•North Carolina: Obama is focusing considerable resources on trying to win the Tar Heel State. Democrat Kay Hagen, a veteran state senator, is mounting a strong challenge to Republican Sen. Elizabeth Dole.

•Oregon: Incumbent Republican Gordon Smith is fighting to keep his seat in a Democratic leaning state. The Democratic challenger is Jeff Merkley, speaker of the state House.

•Minnesota: Comedian-turned-political commentator Al Franken is trying unseat Republican Sen. Norm Coleman.

•Mississippi: Gov. Ronnie Musgrove, a Democrat, is running against Sen. Roger Wicker, a Republican appointed to replace Sen. Trent Lott after he resigned last year.

•New Hampshire: Polls show Republican Sen. John Sununu trailing former Democratic Gov. Jeanne Shaheen.

Democrats have a 51-49 edge in the current Senate because two Independents side with the 49 Democrats. Winning 60 seats would give the party the ability to quash filibusters, a parliamentary maneuver that the minority Republican party can use to block legislation. "I know I'll have more Democratic senators," said Reid. "I just don't know how many."

Reid described himself as "cautiously optimistic" about Obama's chances in Nevada, where President Bush eked out a 50%-48% win over Democrat John Kerry in 2004.

Later on Saturday, Obama visited Colorado, another state that went narrowly for Bush for years ago. In Pueblo, where 16,500 gathered, Obama tried to turn the news that Vice President Dick Cheney has endorsed his Republican rival, John McCain, to his favor.

"I'd like to congratulate Senator McCain on this endorsement because he really earned it," Obama told a crowd gathered at an outdoor rally. "With John McCain you get a twofer: George Bush's economic policy and Dick Cheney's foreign policy — but that's a risk we cannot afford to take. "

In a measure of the vice president's low popularity, McCain spokesman Tucker Bounds responded to Obama's remarks by trying to tie Cheney to the Democratic nominee. "Barack Obama and Dick Cheney aren't just cousins, they've shared support for the Bush energy policy and the out-of-control spending that John McCain has fought to oppose," Bounds said in a statement emailed to reporters.

Earlier, on the airport tarmac at Pueblo, he was met by his wife, Michelle, and daughters Malia and Sasha.

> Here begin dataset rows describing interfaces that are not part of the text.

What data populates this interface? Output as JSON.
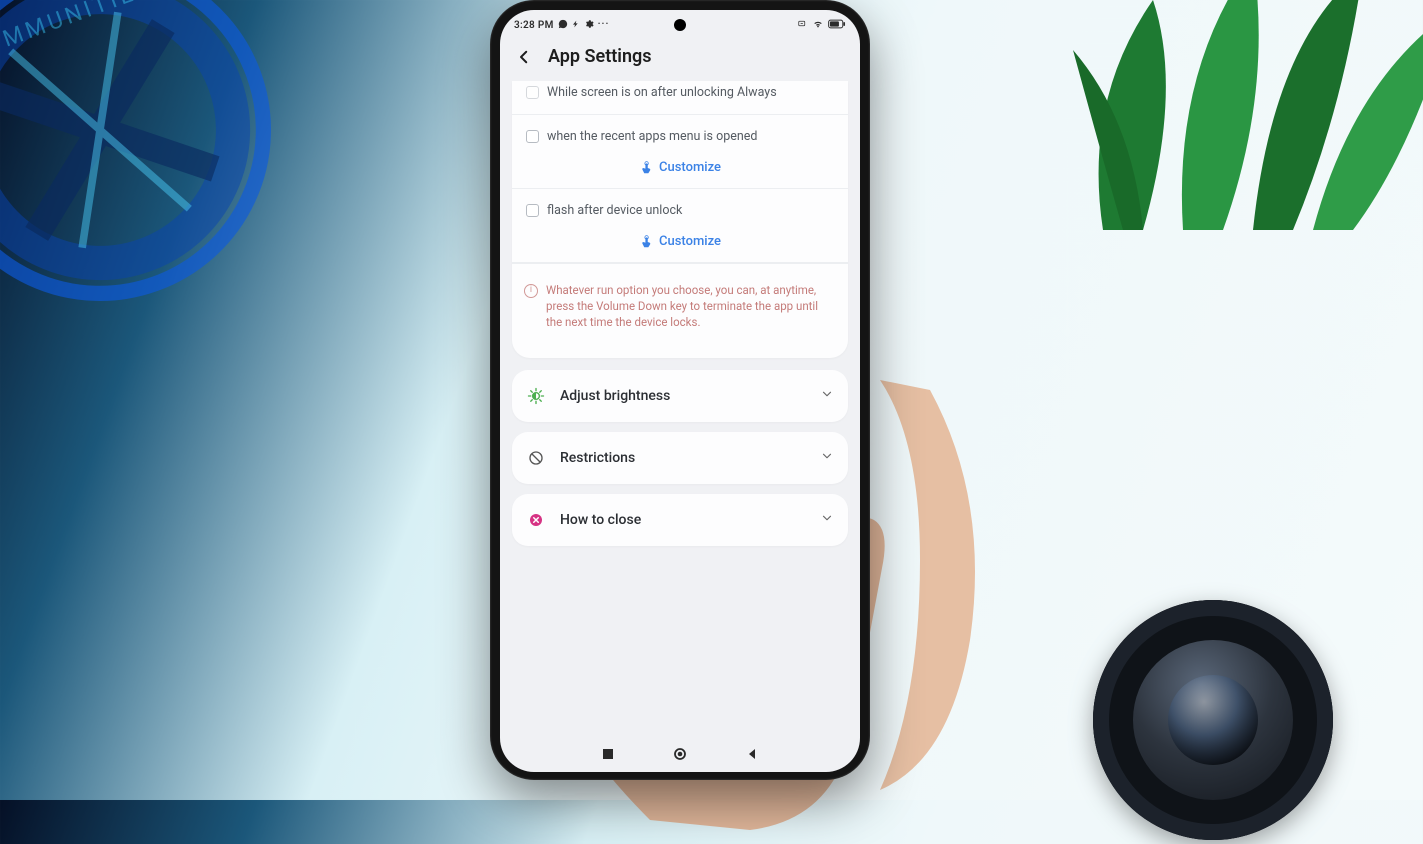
{
  "status_bar": {
    "time": "3:28 PM",
    "icons_left": [
      "whatsapp",
      "bolt",
      "gear",
      "more"
    ],
    "icons_right": [
      "volume",
      "wifi",
      "battery"
    ]
  },
  "header": {
    "title": "App Settings"
  },
  "options": {
    "opt_screen_on": {
      "label": "While screen is on after unlocking Always"
    },
    "opt_recent": {
      "label": "when the recent apps menu is opened",
      "customize": "Customize"
    },
    "opt_flash": {
      "label": "flash after device unlock",
      "customize": "Customize"
    }
  },
  "note_text": "Whatever run option you choose, you can, at anytime, press the Volume Down key to terminate the app until the next time the device locks.",
  "accordions": {
    "brightness": {
      "label": "Adjust brightness"
    },
    "restrictions": {
      "label": "Restrictions"
    },
    "how_close": {
      "label": "How to close"
    }
  }
}
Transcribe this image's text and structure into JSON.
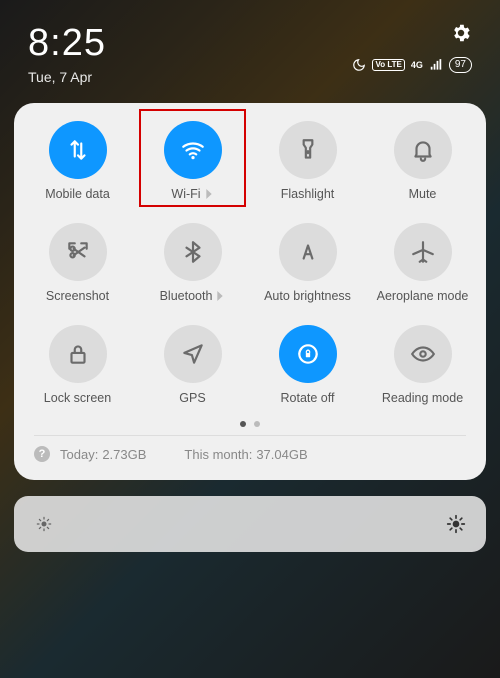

The family will be travelling together on Sunday through Ohio, the state that put Bush back in the White House for a second term in 2004.

At a midday stop in Cleveland, Obama is to be joined by rock icon Bruce Springsteen, whose song The Rising has become a theme for the Democrat's campaign.